Chair Denys Gauer (France) suspended text deliberations and invited delegates to state their positions on the “bottom-line package” they would accept for the future IAF.
JAPAN identified an LBI as the best but not a feasible option, and called for a non-binding instrument. IRAN expressed opposition to quantifiable national goals and willingness to further consider the LBI option. INDONESIA called for stronger means of implementation and voluntary national targets.
SWITZERLAND opposed any form of continuation of the status quo, supported global quantifiable goals, and called for adopting terms of reference for developing either an LBI or a code of practice, with discussion on means of implementation contingent on the content of a future instrument. The EU supported global quantifiable targets and stronger language on means of implementation, and called for a negotiating process on the content instead of the legal nature of a stronger international instrument. Considering the low prospects for a legal framework in the near future, CUBA emphasized the importance of addressing means of implementation.
The AFRICA GROUP stressed realistic goals, and urged flexibility among countries on means of implementation. Acknowledging the lack of agreement on a legal framework, he urged countries to draw up national codes for SFM on a voluntary basis.
ARGENTINA called for strategic goals, timeframes and a voluntary framework.
NIGERIA, supported by the AFRICA GROUP, suggested solidifying means of implementation through the GEF or GFF. CANADA, supported by AUSTRALIA but opposed by BRAZIL, proposed a voluntary code and review process at the national level, and stressed that means cannot be separated from commitments.

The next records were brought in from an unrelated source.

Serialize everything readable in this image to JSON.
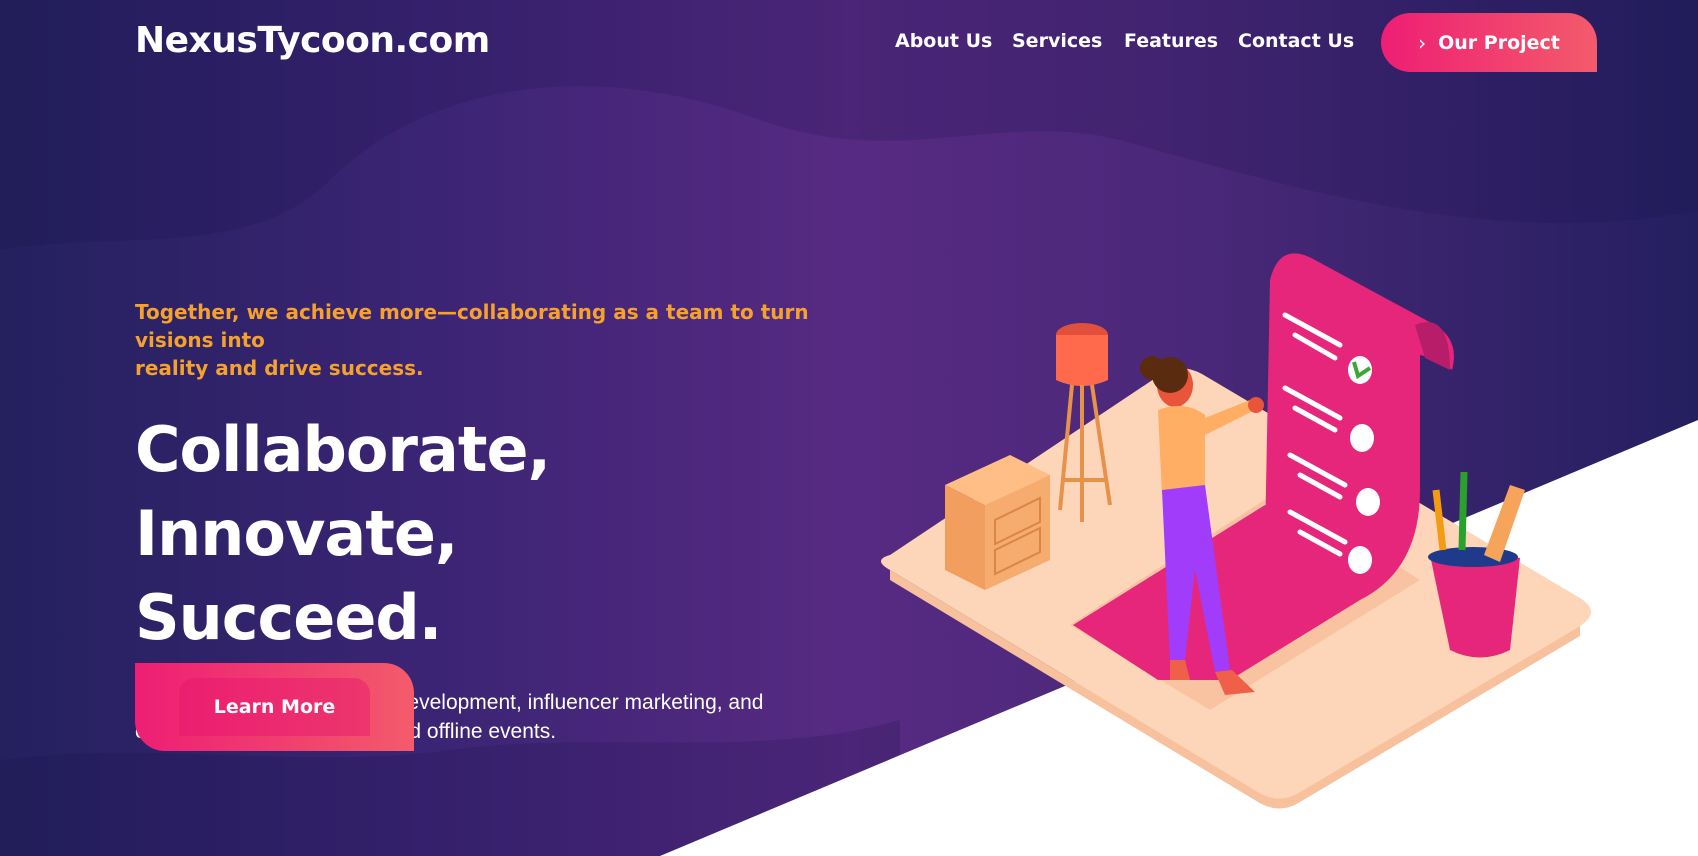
{
  "site": {
    "logo": "NexusTycoon.com"
  },
  "nav": {
    "items": [
      {
        "label": "About Us"
      },
      {
        "label": "Services"
      },
      {
        "label": "Features"
      },
      {
        "label": "Contact Us"
      }
    ],
    "cta_label": "Our Project",
    "cta_icon": "chevron-right-icon"
  },
  "hero": {
    "tagline_line1": "Together, we achieve more—collaborating as a team to turn visions into",
    "tagline_line2": "reality and drive success.",
    "headline_line1": "Collaborate, Innovate,",
    "headline_line2": "Succeed.",
    "description_line1": "Your expert in web and app development, influencer marketing, and",
    "description_line2": "organizing standout online and offline events.",
    "button_label": "Learn More"
  },
  "colors": {
    "accent_pink": "#ee1e74",
    "accent_coral": "#f35b6b",
    "tagline_orange": "#f4a12d",
    "background_purple": "#572a82",
    "background_navy": "#24215e"
  }
}
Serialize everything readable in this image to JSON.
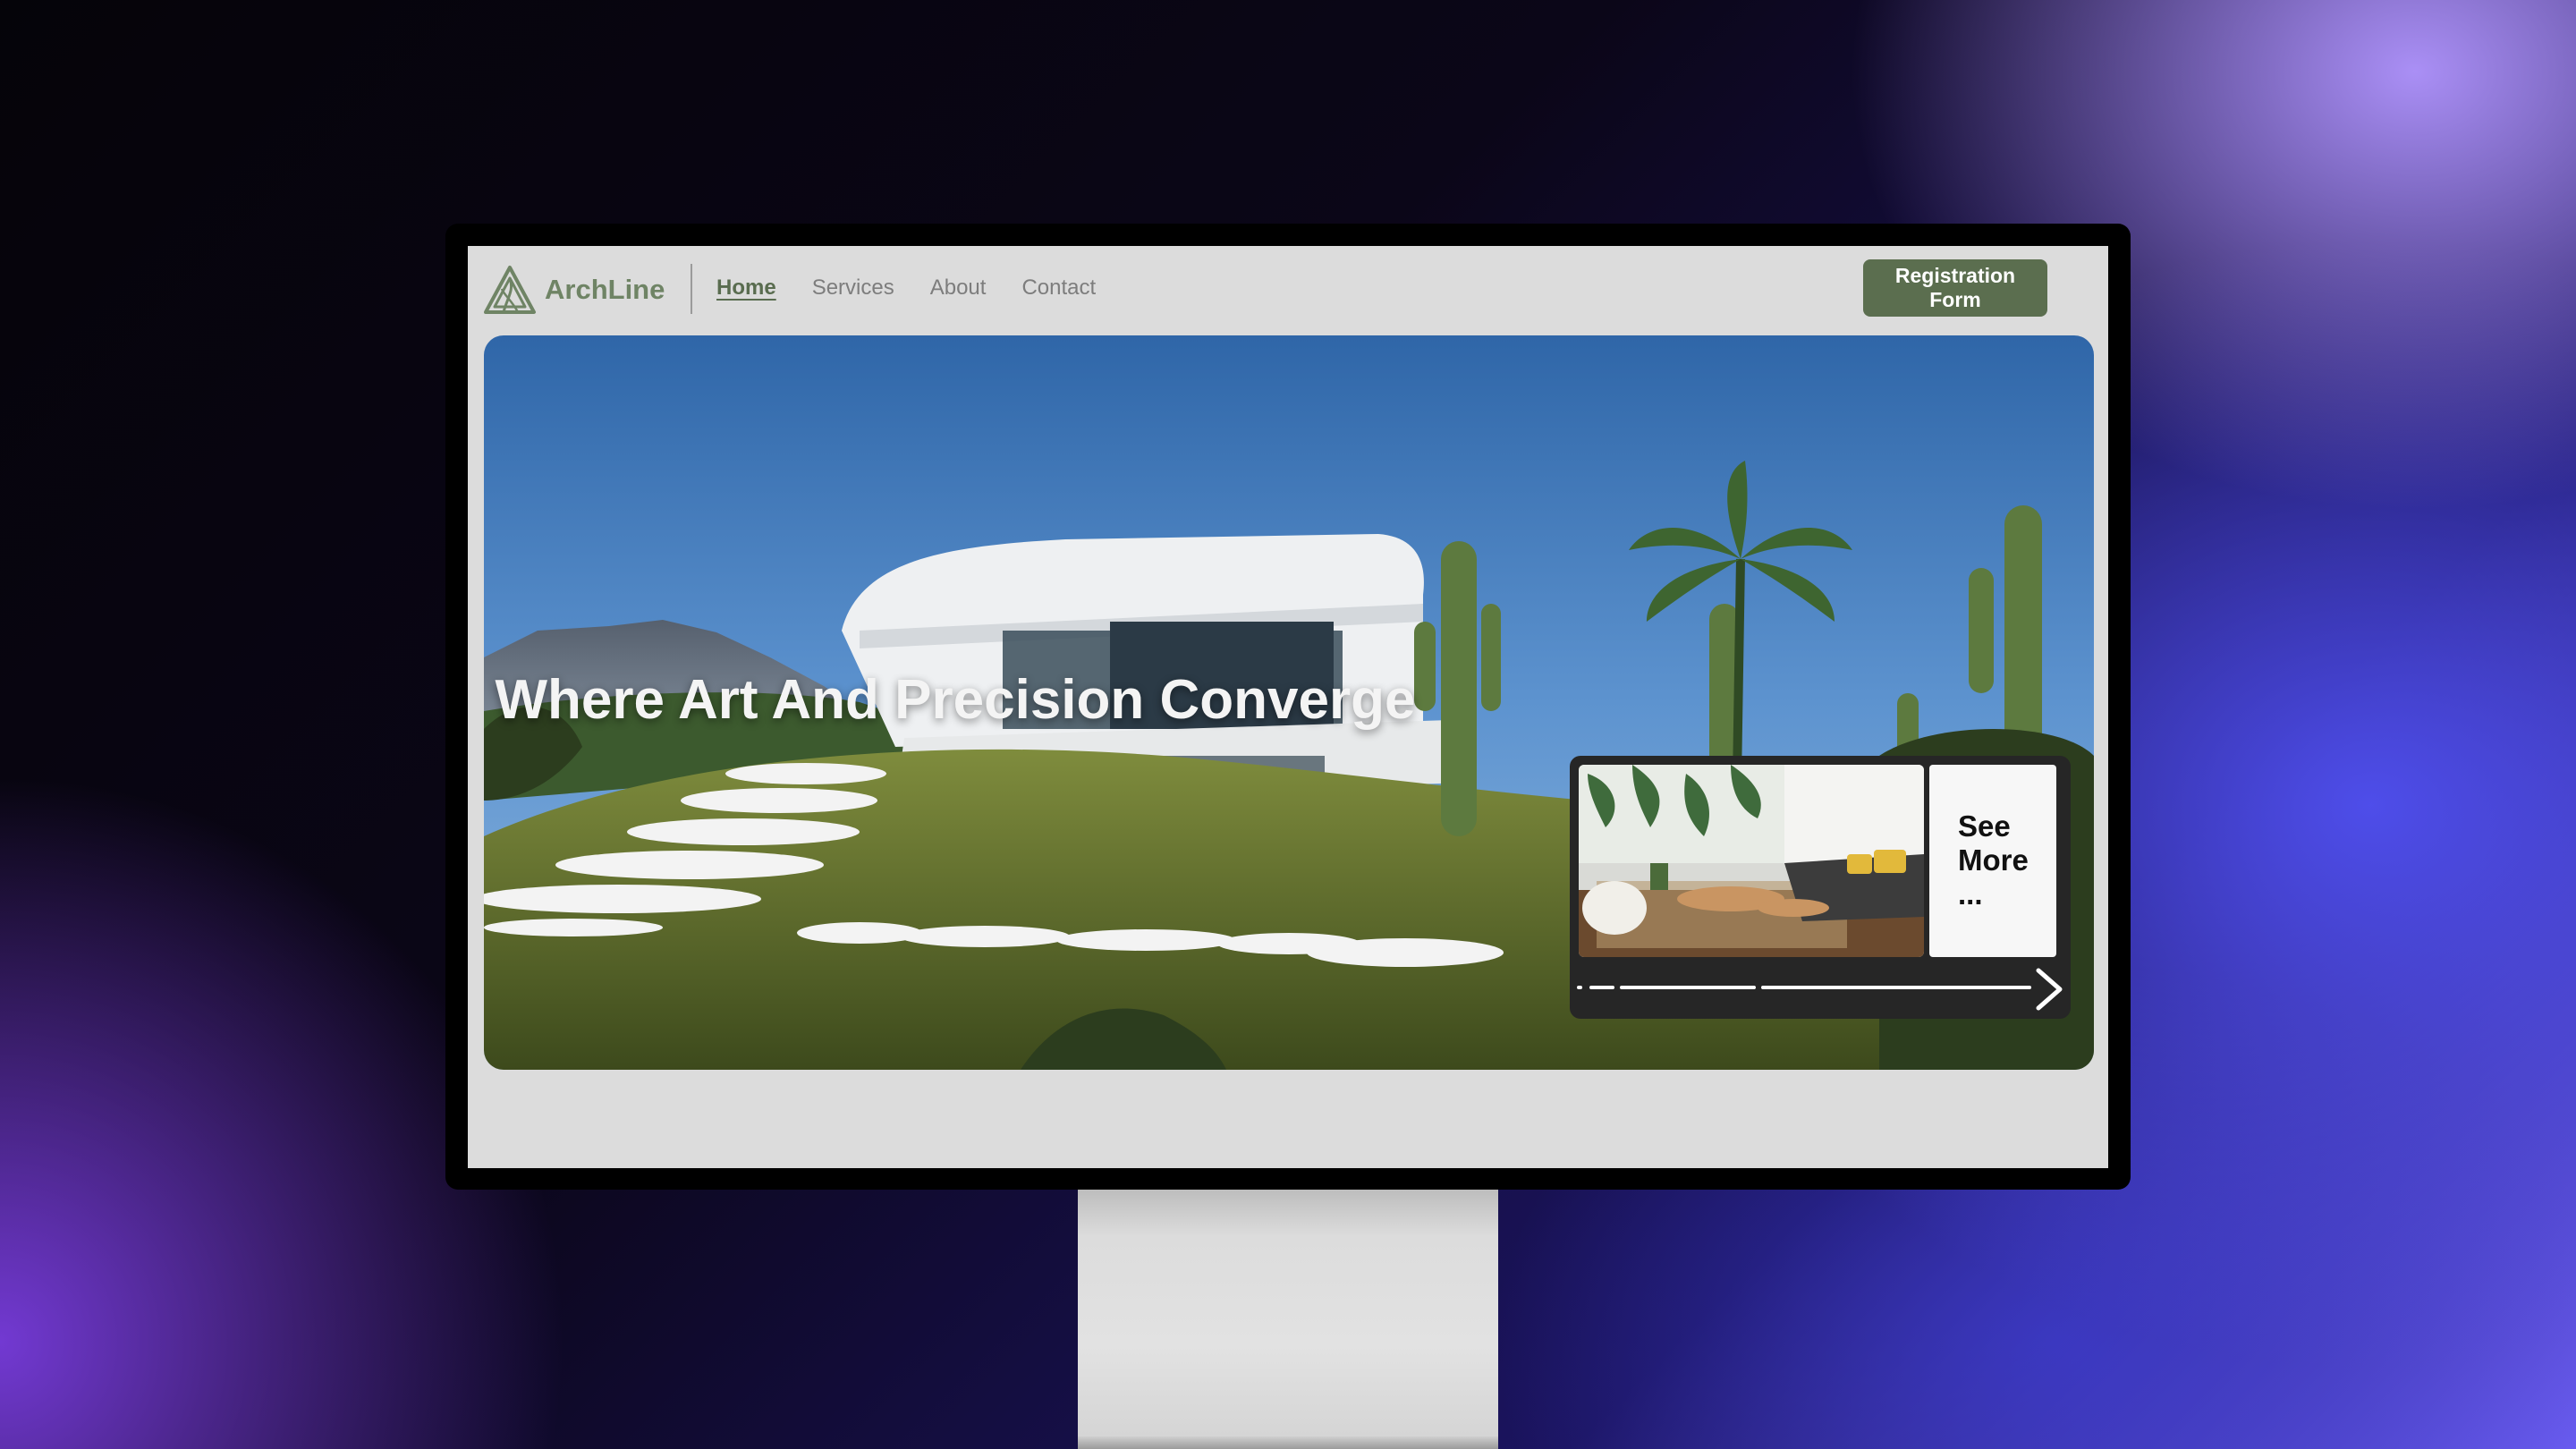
{
  "app": {
    "logo_text": "ArchLine",
    "logo_icon": "triangle-swirl-logo"
  },
  "nav": {
    "links": [
      {
        "label": "Home",
        "active": true
      },
      {
        "label": "Services",
        "active": false
      },
      {
        "label": "About",
        "active": false
      },
      {
        "label": "Contact",
        "active": false
      }
    ],
    "cta_label": "Registration Form"
  },
  "hero": {
    "headline": "Where Art And Precision Converge"
  },
  "carousel": {
    "see_more_label": "See\nMore\n...",
    "next_icon": "chevron-right-icon"
  },
  "colors": {
    "brand": "#6f8465",
    "cta": "#5b6e4f",
    "screen_bg": "#dcdcdc"
  }
}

BRAZIL opposed any discussion of an LBI, stressed the importance of UNFF, and expressed willingness to report on national programs in support of global objectives, adding that these actions are limited by availability of new and additional resources. COSTA RICA, with the DOMINICAN REPUBLIC, EL SALVADOR and GUATEMALA, supported keeping the LBI option open and deemed the voluntary code an acceptable compromise.
NEW ZEALAND and AUSTRALIA called for a strengthened IAF and CPF. AUSTRALIA called for capacity for national governments to develop national policies consistent with international dialogue, a voluntary seed fund, and developing a possible voluntary code in the next two years.

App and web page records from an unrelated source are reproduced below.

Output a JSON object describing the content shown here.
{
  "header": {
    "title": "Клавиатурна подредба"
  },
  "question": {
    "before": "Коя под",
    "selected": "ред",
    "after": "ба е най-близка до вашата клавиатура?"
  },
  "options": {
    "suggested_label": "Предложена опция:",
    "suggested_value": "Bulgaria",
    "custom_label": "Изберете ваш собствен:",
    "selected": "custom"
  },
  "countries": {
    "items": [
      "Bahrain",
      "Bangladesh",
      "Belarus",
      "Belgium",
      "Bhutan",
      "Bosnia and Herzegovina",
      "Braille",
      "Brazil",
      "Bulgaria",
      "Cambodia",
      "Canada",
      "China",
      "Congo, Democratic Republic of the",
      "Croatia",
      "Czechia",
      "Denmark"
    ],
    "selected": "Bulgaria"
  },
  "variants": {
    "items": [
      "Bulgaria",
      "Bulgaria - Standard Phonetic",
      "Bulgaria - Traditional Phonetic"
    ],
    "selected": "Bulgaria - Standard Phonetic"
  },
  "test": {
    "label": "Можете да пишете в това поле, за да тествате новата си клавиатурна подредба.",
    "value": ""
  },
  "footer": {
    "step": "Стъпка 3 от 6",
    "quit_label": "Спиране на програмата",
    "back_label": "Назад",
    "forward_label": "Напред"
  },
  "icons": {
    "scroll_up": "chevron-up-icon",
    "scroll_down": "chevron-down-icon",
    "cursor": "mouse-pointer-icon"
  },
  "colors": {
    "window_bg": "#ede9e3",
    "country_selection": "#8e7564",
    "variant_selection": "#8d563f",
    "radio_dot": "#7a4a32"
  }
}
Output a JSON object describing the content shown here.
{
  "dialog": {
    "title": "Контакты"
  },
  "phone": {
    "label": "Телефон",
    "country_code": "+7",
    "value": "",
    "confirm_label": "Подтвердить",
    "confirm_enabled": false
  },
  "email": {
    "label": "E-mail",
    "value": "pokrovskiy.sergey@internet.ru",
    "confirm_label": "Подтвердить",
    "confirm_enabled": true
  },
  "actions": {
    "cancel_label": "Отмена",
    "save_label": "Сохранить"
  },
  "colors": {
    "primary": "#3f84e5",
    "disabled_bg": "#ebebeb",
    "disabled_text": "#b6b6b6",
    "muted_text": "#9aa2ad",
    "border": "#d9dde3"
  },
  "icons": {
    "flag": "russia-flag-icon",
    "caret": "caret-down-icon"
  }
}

The US emphasized the importance of the CPF in obtaining financing for SFM, called for national-level targets that contribute to achieving global goals, and agreed to discuss the elements of a code or international understanding on forests to strengthen the IAF.

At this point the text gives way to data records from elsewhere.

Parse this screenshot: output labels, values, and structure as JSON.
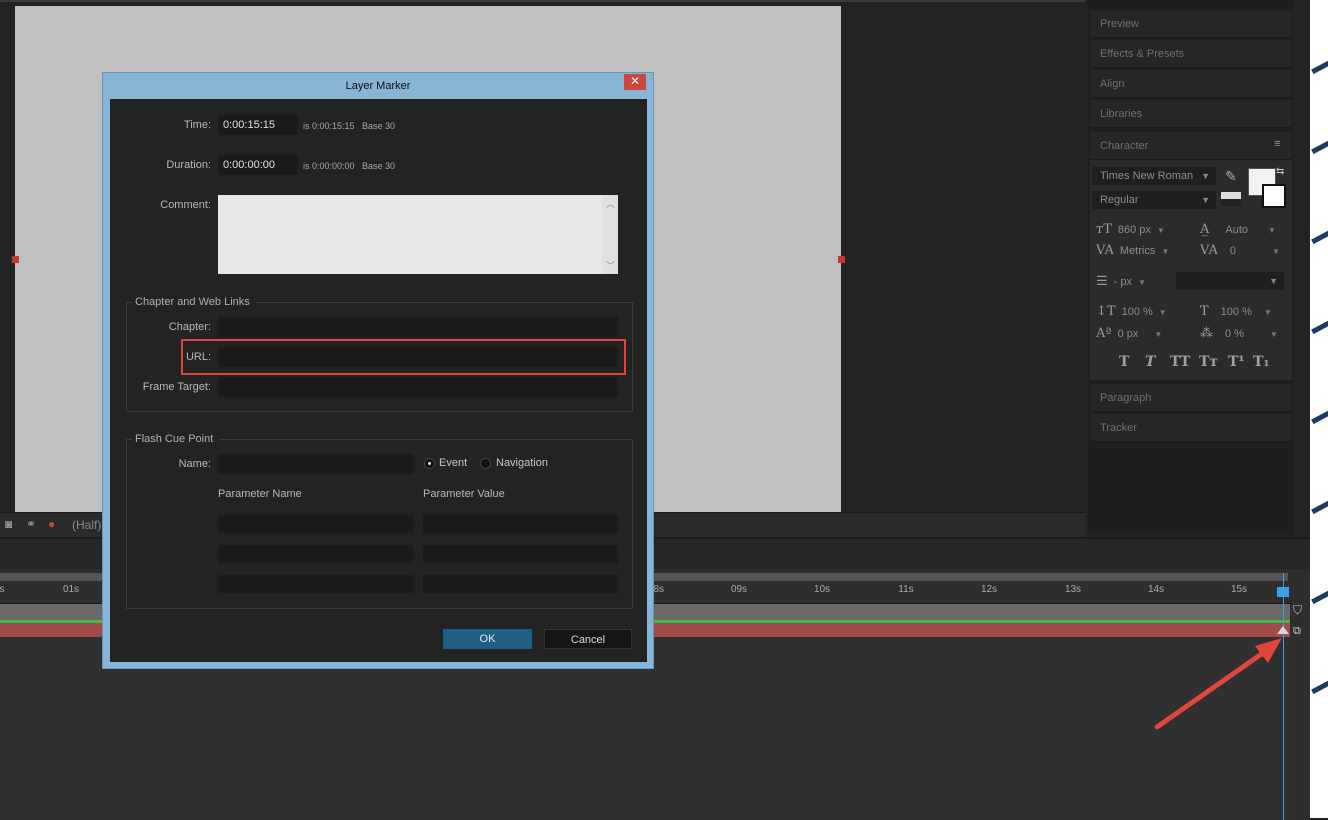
{
  "right_panel": {
    "tabs": [
      "Preview",
      "Effects & Presets",
      "Align",
      "Libraries"
    ],
    "character": {
      "title": "Character",
      "font_family": "Times New Roman",
      "font_style": "Regular",
      "font_size": "860 px",
      "leading": "Auto",
      "kerning": "Metrics",
      "tracking": "0",
      "stroke_width": "- px",
      "vertical_scale": "100 %",
      "horizontal_scale": "100 %",
      "baseline_shift": "0 px",
      "tsume": "0 %",
      "format_buttons": [
        "T",
        "T",
        "TT",
        "Tт",
        "T¹",
        "T₁"
      ]
    },
    "bottom_tabs": [
      "Paragraph",
      "Tracker"
    ]
  },
  "comp": {
    "magnification": "(Half)"
  },
  "timeline": {
    "ticks": [
      "s",
      "01s",
      "08s",
      "09s",
      "10s",
      "11s",
      "12s",
      "13s",
      "14s",
      "15s"
    ]
  },
  "dialog": {
    "title": "Layer Marker",
    "close_label": "✕",
    "time_label": "Time:",
    "time_value": "0:00:15:15",
    "time_info": "is 0:00:15:15",
    "time_base": "Base 30",
    "duration_label": "Duration:",
    "duration_value": "0:00:00:00",
    "duration_info": "is 0:00:00:00",
    "duration_base": "Base 30",
    "comment_label": "Comment:",
    "comment_value": "",
    "chapter_group": {
      "title": "Chapter and Web Links",
      "chapter_label": "Chapter:",
      "chapter_value": "",
      "url_label": "URL:",
      "url_value": "",
      "frame_target_label": "Frame Target:",
      "frame_target_value": ""
    },
    "cue_group": {
      "title": "Flash Cue Point",
      "name_label": "Name:",
      "name_value": "",
      "event_label": "Event",
      "navigation_label": "Navigation",
      "selected": "Event",
      "param_name_header": "Parameter Name",
      "param_value_header": "Parameter Value"
    },
    "ok_label": "OK",
    "cancel_label": "Cancel"
  },
  "colors": {
    "accent_ok": "#1f5f86",
    "highlight": "#e0453e",
    "playhead": "#3ba0e8",
    "layer_bar": "#a34b4b"
  }
}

NORWAY, supported by the REPUBLIC OF KOREA, indicated support for measurable targets, an LBI with non-binding options, a global forum with a focused agenda, and a strong regional component.
SYRIA supported a stronger CPF, realistic targets and means of implementation.
INDIA stressed means of implementation, capacity building and a regional component. THAILAND supported flexible national objectives that match country priorities.
PERU called for a strengthened IAF, but noted that global targets are inappropriate. MEXICO stated that quantifiable objectives are needed to attract funding. VENEZUELA stressed that heterogeneity among nations needs to be recognized.
CHINA supported a strengthened IAF with realistic goals and adequate funding. COLOMBIA, supported by PERU, stressed the creation of a forest-specific GEF operational programme.
IN THE CORRIDORS
As the day drew to a close, many delegates expressed satisfaction with the decision to jump-start the process by foregoing detailed text deliberations in favor of an open discussion of bottom-line positions. Some said the vigorous exchange of substantive views revealed possible agreement around a code. Others disagreed, noting lonely but strong opponents of the word “code” and the idea of establishing a task force to develop a code. While these issues are at the heart of the debate on the future IAF, delegates seemed more preoccupied with the arrival of ministers tomorrow, especially due to the lack of consensus on the contents of a ministerial declaration.